All the major programmatic platforms gave a clear indication that they will stop advertising on websites that don’t have TCF 2.0 standard implemented. That means a significant drop in programmatic revenues for publishers that haven’t implemented the new standard. The revenue drop will be the most significant for publishers that have majority of EU traffic. On the other hand, if you are among the first publishers to integrate TCF 2.0, it might happen that your programmatic revenues will increase, since programmatic platforms will redirect demand on websites with TCF 2.0.

What Actions Should Publishers Take to Make the Transition to TCF 2.0?

For proper implementation of TCF 2.0 you need:

  • Provider of a CMP solution that allows publishers to request, accept and store consent for data processing via a pop-up window. It must also allow the display of a list of third parties who may process visitors’ data on the basis of consent. CMP providers are officially registered providers with IAB.A CMP software tool is tailored to ask a user for consent where is with regulations on the protecion of personal data required while also listing all available consent options. CMPs can provide options to identify applicability of consent (e.g., ePrivacy Directive and GDPR), list preferred vendors for publishers, and show the data processing purposes and explanatory texts in multiple languages. It stores the choices of the user and provides them with the possibility to opt-out or withdraw any previously-given consent. Publishers have the option to utilize an IAB-registered CMPs, or to implement their own. However, the latter must also be registered to ensure compliance with the whole system TCF 2.0. If you implemented your own CMP for IAB TCF 1.1 and haven’t registered it, or if you work with a CMP that is not registered by the IAB, those solutions will not work anymore in TCF 2.0, even if they technologically support the new requirements.Furthermore, publishers should request for vendor and purpose consents as outlined by the IAB Europe and as advised by their preferred ad tech vendors and advertisers. It’s important to be aware that the European ePrivacy Directive (in connection with GDPR) requires you to collect previous consent to store and/or access any kind of information (also non-personal technical information) on a consumer’s device.
  • CMP integration on the website
    An example of a CMP platform that allows integrated management of user data that is potentially subject to processing and transmission.

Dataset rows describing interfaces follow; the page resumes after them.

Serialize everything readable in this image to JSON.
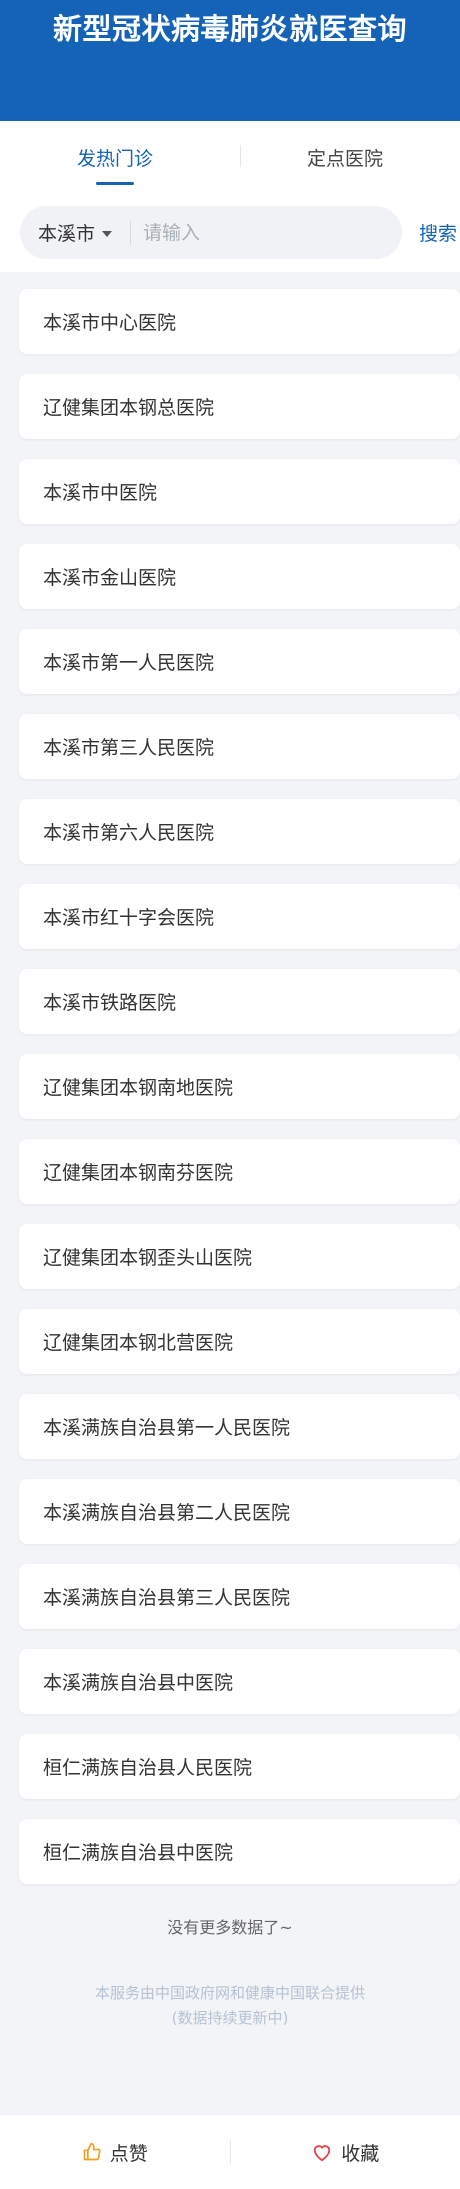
{
  "header": {
    "title": "新型冠状病毒肺炎就医查询"
  },
  "tabs": [
    {
      "label": "发热门诊",
      "active": true
    },
    {
      "label": "定点医院",
      "active": false
    }
  ],
  "search": {
    "city": "本溪市",
    "placeholder": "请输入",
    "value": "",
    "button_label": "搜索"
  },
  "hospitals": [
    "本溪市中心医院",
    "辽健集团本钢总医院",
    "本溪市中医院",
    "本溪市金山医院",
    "本溪市第一人民医院",
    "本溪市第三人民医院",
    "本溪市第六人民医院",
    "本溪市红十字会医院",
    "本溪市铁路医院",
    "辽健集团本钢南地医院",
    "辽健集团本钢南芬医院",
    "辽健集团本钢歪头山医院",
    "辽健集团本钢北营医院",
    "本溪满族自治县第一人民医院",
    "本溪满族自治县第二人民医院",
    "本溪满族自治县第三人民医院",
    "本溪满族自治县中医院",
    "桓仁满族自治县人民医院",
    "桓仁满族自治县中医院"
  ],
  "status": {
    "no_more": "没有更多数据了~"
  },
  "footer": {
    "line1": "本服务由中国政府网和健康中国联合提供",
    "line2": "(数据持续更新中)"
  },
  "bottom_bar": {
    "like_label": "点赞",
    "like_icon": "thumbs-up-icon",
    "favorite_label": "收藏",
    "favorite_icon": "heart-icon"
  },
  "colors": {
    "brand": "#1463b6",
    "accent_icon": "#f0a020",
    "heart": "#e0474c"
  }
}
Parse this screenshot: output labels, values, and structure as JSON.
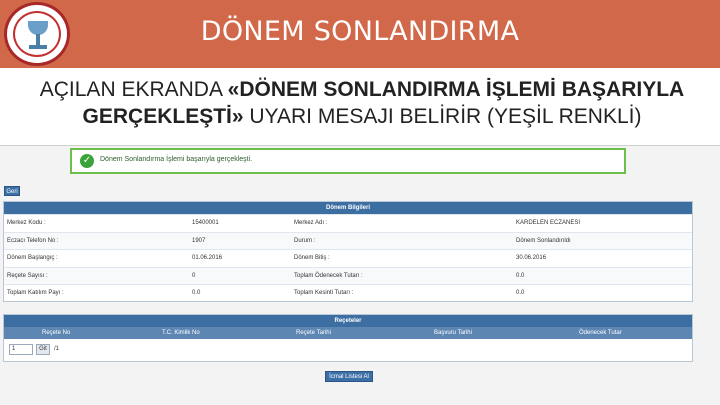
{
  "header": {
    "title": "DÖNEM SONLANDIRMA",
    "logo_name": "pharmacy-logo"
  },
  "bullet": {
    "prefix": "AÇILAN EKRANDA ",
    "strong": "«DÖNEM SONLANDIRMA İŞLEMİ BAŞARIYLA GERÇEKLEŞTİ»",
    "suffix": " UYARI MESAJI BELİRİR (YEŞİL RENKLİ)"
  },
  "screen": {
    "success_message": "Dönem Sonlandırma İşlemi başarıyla gerçekleşti.",
    "back_button": "Geri",
    "info_panel": {
      "title": "Dönem Bilgileri",
      "rows": [
        {
          "l1": "Merkez Kodu :",
          "v1": "15400001",
          "l2": "Merkez Adı :",
          "v2": "KARDELEN ECZANESI"
        },
        {
          "l1": "Eczacı Telefon No :",
          "v1": "1907",
          "l2": "Durum :",
          "v2": "Dönem Sonlandırıldı"
        },
        {
          "l1": "Dönem Başlangıç :",
          "v1": "01.06.2016",
          "l2": "Dönem Bitiş :",
          "v2": "30.06.2016"
        },
        {
          "l1": "Reçete Sayısı :",
          "v1": "0",
          "l2": "Toplam Ödenecek Tutarı :",
          "v2": "0.0"
        },
        {
          "l1": "Toplam Katılım Payı :",
          "v1": "0.0",
          "l2": "Toplam Kesinti Tutarı :",
          "v2": "0.0"
        }
      ]
    },
    "prescription_panel": {
      "title": "Reçeteler",
      "columns": [
        "Reçete No",
        "T.C. Kimlik No",
        "Reçete Tarihi",
        "Başvuru Tarihi",
        "Ödenecek Tutar"
      ],
      "page_value": "1",
      "go_label": "Git",
      "page_total": "/1"
    },
    "print_button": "İcmal Listesi Al"
  }
}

So, what steps should you take? Please make sure that your CMP can adapt to TCF 2.0 and ask the same questions to all vendors that you cooperate with.

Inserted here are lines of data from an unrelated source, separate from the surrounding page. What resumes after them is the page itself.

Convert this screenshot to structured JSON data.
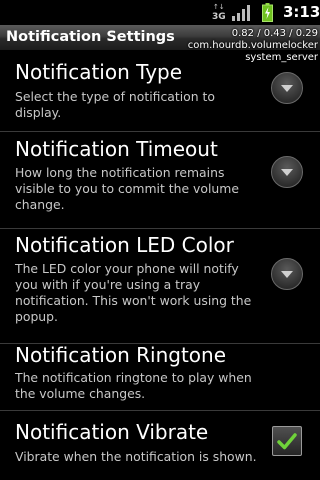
{
  "status_bar": {
    "network_type": "3G",
    "network_arrows": "↑↓",
    "time": "3:13"
  },
  "header": {
    "title": "Notification Settings",
    "load_overlay": "0.82 / 0.43 / 0.29",
    "process_1": "com.hourdb.volumelocker",
    "process_2": "system_server"
  },
  "preferences": [
    {
      "title": "Notification Type",
      "summary": "Select the type of notification to display.",
      "widget": "dropdown-icon"
    },
    {
      "title": "Notification Timeout",
      "summary": "How long the notification remains visible to you to commit the volume change.",
      "widget": "dropdown-icon"
    },
    {
      "title": "Notification LED Color",
      "summary": "The LED color your phone will notify you with if you're using a tray notification. This won't work using the popup.",
      "widget": "dropdown-icon"
    },
    {
      "title": "Notification Ringtone",
      "summary": "The notification ringtone to play when the volume changes.",
      "widget": "none"
    },
    {
      "title": "Notification Vibrate",
      "summary": "Vibrate when the notification is shown.",
      "widget": "checkbox",
      "checked": true
    }
  ],
  "colors": {
    "background": "#000000",
    "summary_text": "#c8c8c8",
    "check_green": "#6fd23a",
    "battery_green": "#8ed63c"
  }
}
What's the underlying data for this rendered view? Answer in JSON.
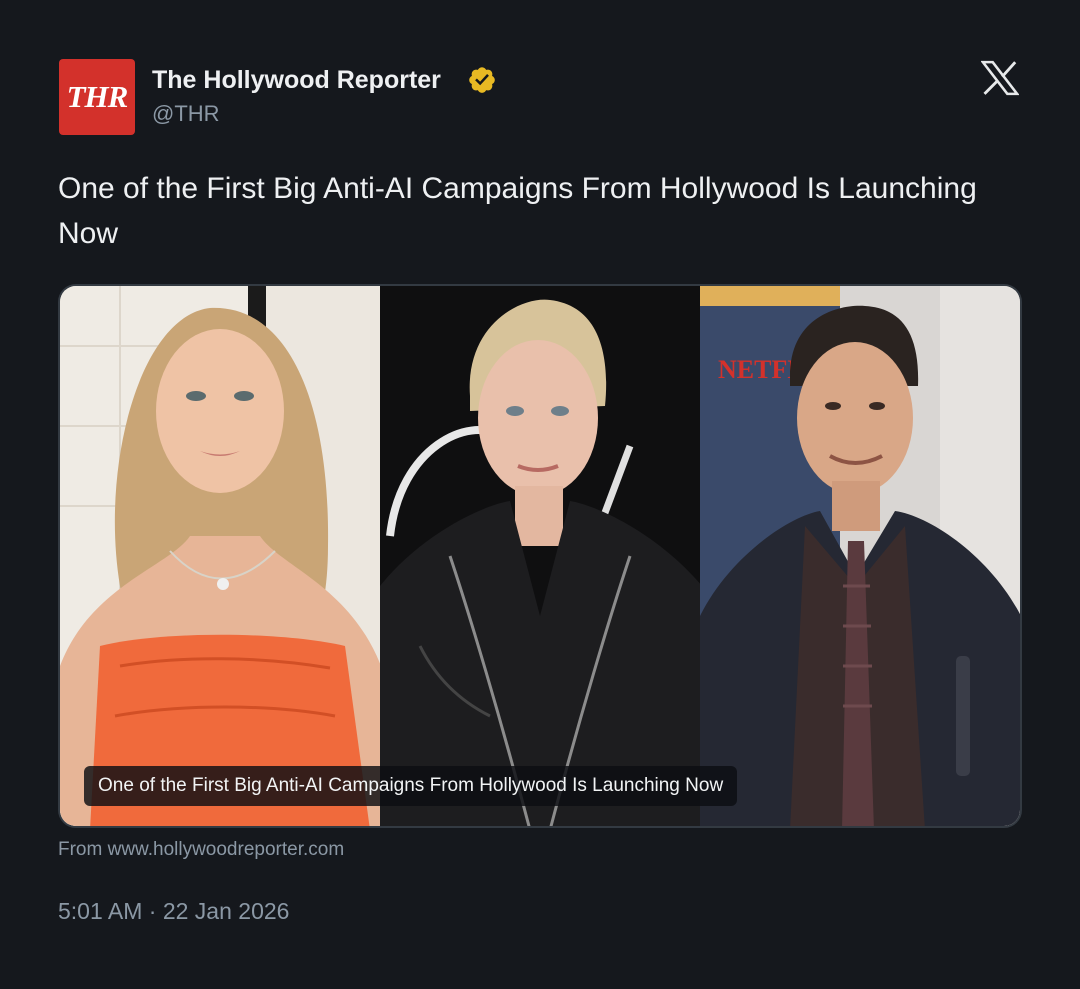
{
  "account": {
    "avatar_text": "THR",
    "display_name": "The Hollywood Reporter",
    "handle": "@THR",
    "verified_icon": "gold-verified-badge",
    "brand_color": "#d3312b",
    "verified_color": "#e8b923"
  },
  "platform": {
    "logo_icon": "x-logo-icon"
  },
  "tweet": {
    "text": "One of the First Big Anti-AI Campaigns From Hollywood Is Launching Now"
  },
  "link_card": {
    "caption": "One of the First Big Anti-AI Campaigns From Hollywood Is Launching Now",
    "source": "From www.hollywoodreporter.com",
    "images": [
      {
        "name": "photo-woman-orange-dress"
      },
      {
        "name": "photo-woman-leather-jacket"
      },
      {
        "name": "photo-man-dark-suit"
      }
    ],
    "backdrop_text": "NETFLIX"
  },
  "meta": {
    "timestamp": "5:01 AM · 22 Jan 2026"
  }
}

The implementation of the new TCF 2.0 is a great step forward in ensuring a safe and trusted environment for all the parties who are operation in the digital advertising ecosystem. We look forward to it inspiring more consumer confidence in advertisers and publishers alike.
At iPROM we offer technical and content support to publishers to achieve the TCF 2.0 standard.

Support includes:

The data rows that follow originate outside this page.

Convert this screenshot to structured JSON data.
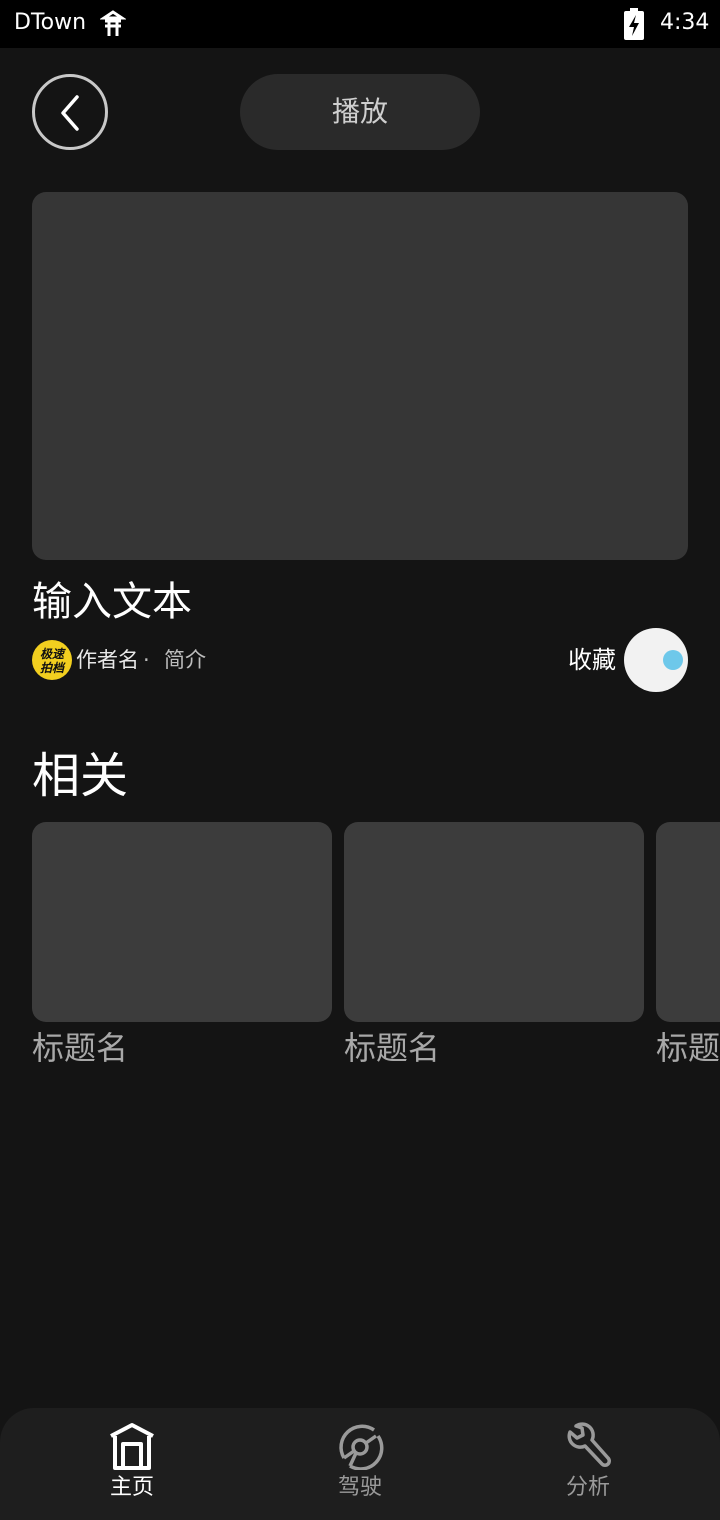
{
  "status_bar": {
    "carrier": "DTown",
    "time": "4:34"
  },
  "header": {
    "play_label": "播放"
  },
  "content": {
    "title": "输入文本",
    "author_avatar_text": "极速拍档",
    "author_name": "作者名",
    "separator": "·",
    "intro_label": "简介",
    "favorite_label": "收藏",
    "favorite_on": true
  },
  "related": {
    "section_title": "相关",
    "items": [
      {
        "title": "标题名"
      },
      {
        "title": "标题名"
      },
      {
        "title": "标题名"
      }
    ]
  },
  "bottom_nav": {
    "items": [
      {
        "label": "主页",
        "icon": "home-icon",
        "active": true
      },
      {
        "label": "驾驶",
        "icon": "steering-wheel-icon",
        "active": false
      },
      {
        "label": "分析",
        "icon": "wrench-icon",
        "active": false
      }
    ]
  },
  "colors": {
    "background": "#141414",
    "card": "#363636",
    "accent_toggle": "#6ec8ea",
    "avatar": "#f2cf1f"
  }
}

  • Advising on the selection of a most suitable CMP solution provider. Based on our research we recommend the most optimal provider of CMP solutions, and when integrating, we provide all technical support for you to become TCF 2.0 compliant.
  • Proper integration of a “pop-up banner”. Solution for visitors of a website that works technically correct and provides the best possible user experience, compliant with IAB’s guidelines.
  • Review of integrated programmatic platforms. Review of platforms entry in the IAB vendors directory, where the degree of satisfaction of all standards is evident. In this review we can also recommend the optimal set of programmatic platforms for yield yield optimisation.
  • We also offer additional support, which we provide on-demand, based on specific publishers’ needs (legal advice, training of key personnel).


Simon Struna

[email protected]